Problem details
Leaving out the pictures, please retype each record exactly.

Dataset excerpts
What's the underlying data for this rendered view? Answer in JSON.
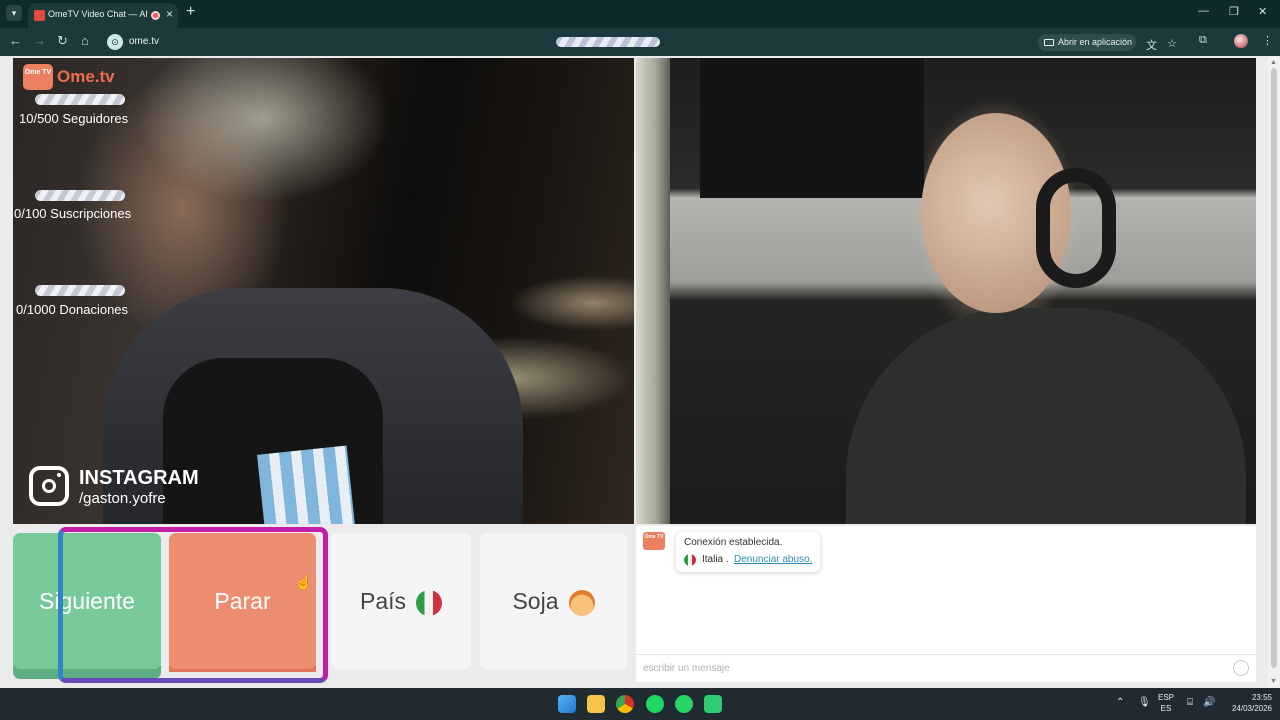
{
  "browser": {
    "tab_list_icon": "chevron-down-icon",
    "tab_title": "OmeTV Video Chat — Alte",
    "new_tab_icon": "plus-icon",
    "url": "ome.tv",
    "open_in_app": "Abrir en aplicación"
  },
  "overlay": {
    "logo_badge": "Ome TV",
    "logo_text": "Ome.tv",
    "stats": [
      {
        "label": "10/500 Seguidores",
        "progress": 0.02
      },
      {
        "label": "0/100 Suscripciones",
        "progress": 0
      },
      {
        "label": "0/1000 Donaciones",
        "progress": 0
      }
    ],
    "instagram_title": "INSTAGRAM",
    "instagram_handle": "/gaston.yofre"
  },
  "controls": {
    "next_label": "Siguiente",
    "stop_label": "Parar",
    "country_label": "País",
    "gender_label": "Soja"
  },
  "chat": {
    "logo_badge": "Ome TV",
    "status_message": "Conexión establecida.",
    "country": "Italia .",
    "report_link": "Denunciar abuso.",
    "input_placeholder": "escribir un mensaje"
  },
  "taskbar": {
    "language_top": "ESP",
    "language_bottom": "ES",
    "time": "23:55",
    "date": "24/03/2026"
  },
  "colors": {
    "next_button": "#77c99a",
    "stop_button": "#ee8c72",
    "brand_orange": "#ee6b4c",
    "link": "#2b8fb0"
  }
}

Answer space
What's the underlying data for this rendered view? Answer in JSON.
{
  "browser": {
    "tab_list_icon": "chevron-down-icon",
    "tab_title": "OmeTV Video Chat — Alte",
    "new_tab_icon": "plus-icon",
    "url": "ome.tv",
    "open_in_app": "Abrir en aplicación"
  },
  "overlay": {
    "logo_badge": "Ome TV",
    "logo_text": "Ome.tv",
    "stats": [
      {
        "label": "10/500 Seguidores",
        "progress": 0.02
      },
      {
        "label": "0/100 Suscripciones",
        "progress": 0
      },
      {
        "label": "0/1000 Donaciones",
        "progress": 0
      }
    ],
    "instagram_title": "INSTAGRAM",
    "instagram_handle": "/gaston.yofre"
  },
  "controls": {
    "next_label": "Siguiente",
    "stop_label": "Parar",
    "country_label": "País",
    "gender_label": "Soja"
  },
  "chat": {
    "logo_badge": "Ome TV",
    "status_message": "Conexión establecida.",
    "country": "Italia .",
    "report_link": "Denunciar abuso.",
    "input_placeholder": "escribir un mensaje"
  },
  "taskbar": {
    "language_top": "ESP",
    "language_bottom": "ES",
    "time": "23:55",
    "date": "24/03/2026"
  },
  "colors": {
    "next_button": "#77c99a",
    "stop_button": "#ee8c72",
    "brand_orange": "#ee6b4c",
    "link": "#2b8fb0"
  }
}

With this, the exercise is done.